__What the task asks__: Tally every line of the entries that contains the string "documents", then reply with only that number.

Interface dataset entries:
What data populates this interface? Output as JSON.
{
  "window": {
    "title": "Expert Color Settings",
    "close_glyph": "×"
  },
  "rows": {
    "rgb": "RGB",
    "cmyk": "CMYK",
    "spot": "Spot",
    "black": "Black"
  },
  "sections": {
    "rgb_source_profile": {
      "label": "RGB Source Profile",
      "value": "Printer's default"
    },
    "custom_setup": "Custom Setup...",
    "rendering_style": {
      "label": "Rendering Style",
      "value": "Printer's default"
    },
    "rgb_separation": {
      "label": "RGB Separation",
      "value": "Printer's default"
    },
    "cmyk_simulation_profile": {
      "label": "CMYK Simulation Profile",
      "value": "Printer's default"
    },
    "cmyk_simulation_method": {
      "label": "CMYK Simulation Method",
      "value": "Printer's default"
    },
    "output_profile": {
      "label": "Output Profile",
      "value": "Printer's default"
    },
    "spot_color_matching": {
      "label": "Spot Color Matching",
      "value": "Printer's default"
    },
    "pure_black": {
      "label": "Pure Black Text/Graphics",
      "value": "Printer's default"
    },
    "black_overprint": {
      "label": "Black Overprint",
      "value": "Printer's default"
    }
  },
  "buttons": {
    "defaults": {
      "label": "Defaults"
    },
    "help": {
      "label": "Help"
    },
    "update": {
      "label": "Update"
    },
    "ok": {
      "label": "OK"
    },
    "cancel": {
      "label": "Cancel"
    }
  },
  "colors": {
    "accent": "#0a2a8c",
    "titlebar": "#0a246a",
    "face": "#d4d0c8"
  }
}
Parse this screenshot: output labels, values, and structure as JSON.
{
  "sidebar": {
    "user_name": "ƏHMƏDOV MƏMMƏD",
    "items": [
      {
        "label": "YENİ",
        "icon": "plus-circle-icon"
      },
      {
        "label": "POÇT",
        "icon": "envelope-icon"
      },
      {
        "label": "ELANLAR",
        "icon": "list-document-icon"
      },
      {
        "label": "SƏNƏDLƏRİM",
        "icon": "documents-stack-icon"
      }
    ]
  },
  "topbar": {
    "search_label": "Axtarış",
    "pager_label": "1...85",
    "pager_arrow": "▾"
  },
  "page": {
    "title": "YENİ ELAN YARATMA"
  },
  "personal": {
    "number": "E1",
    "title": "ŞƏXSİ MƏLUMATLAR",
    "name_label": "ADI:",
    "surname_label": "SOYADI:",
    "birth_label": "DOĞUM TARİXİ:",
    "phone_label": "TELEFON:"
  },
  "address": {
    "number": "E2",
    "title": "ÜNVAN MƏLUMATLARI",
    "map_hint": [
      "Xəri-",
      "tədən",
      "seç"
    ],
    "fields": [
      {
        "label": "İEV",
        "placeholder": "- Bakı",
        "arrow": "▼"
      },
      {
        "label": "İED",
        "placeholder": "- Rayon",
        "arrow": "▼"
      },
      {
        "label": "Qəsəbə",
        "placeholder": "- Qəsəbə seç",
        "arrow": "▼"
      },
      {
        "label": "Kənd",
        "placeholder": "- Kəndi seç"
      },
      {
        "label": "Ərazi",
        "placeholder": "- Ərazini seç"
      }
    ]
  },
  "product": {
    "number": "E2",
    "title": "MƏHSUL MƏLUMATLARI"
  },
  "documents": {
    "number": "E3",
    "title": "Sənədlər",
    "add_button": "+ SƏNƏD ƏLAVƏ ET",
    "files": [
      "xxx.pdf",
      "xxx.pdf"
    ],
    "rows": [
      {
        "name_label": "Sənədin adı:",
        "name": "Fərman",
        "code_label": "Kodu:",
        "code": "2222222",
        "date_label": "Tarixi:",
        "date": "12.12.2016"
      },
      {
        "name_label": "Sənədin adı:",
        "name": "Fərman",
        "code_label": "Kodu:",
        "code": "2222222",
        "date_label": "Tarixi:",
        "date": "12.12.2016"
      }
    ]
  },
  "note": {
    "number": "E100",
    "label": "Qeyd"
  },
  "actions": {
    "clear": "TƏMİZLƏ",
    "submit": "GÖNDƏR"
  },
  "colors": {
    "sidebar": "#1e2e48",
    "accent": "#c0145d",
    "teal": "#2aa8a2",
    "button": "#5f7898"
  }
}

__Written solution__: 2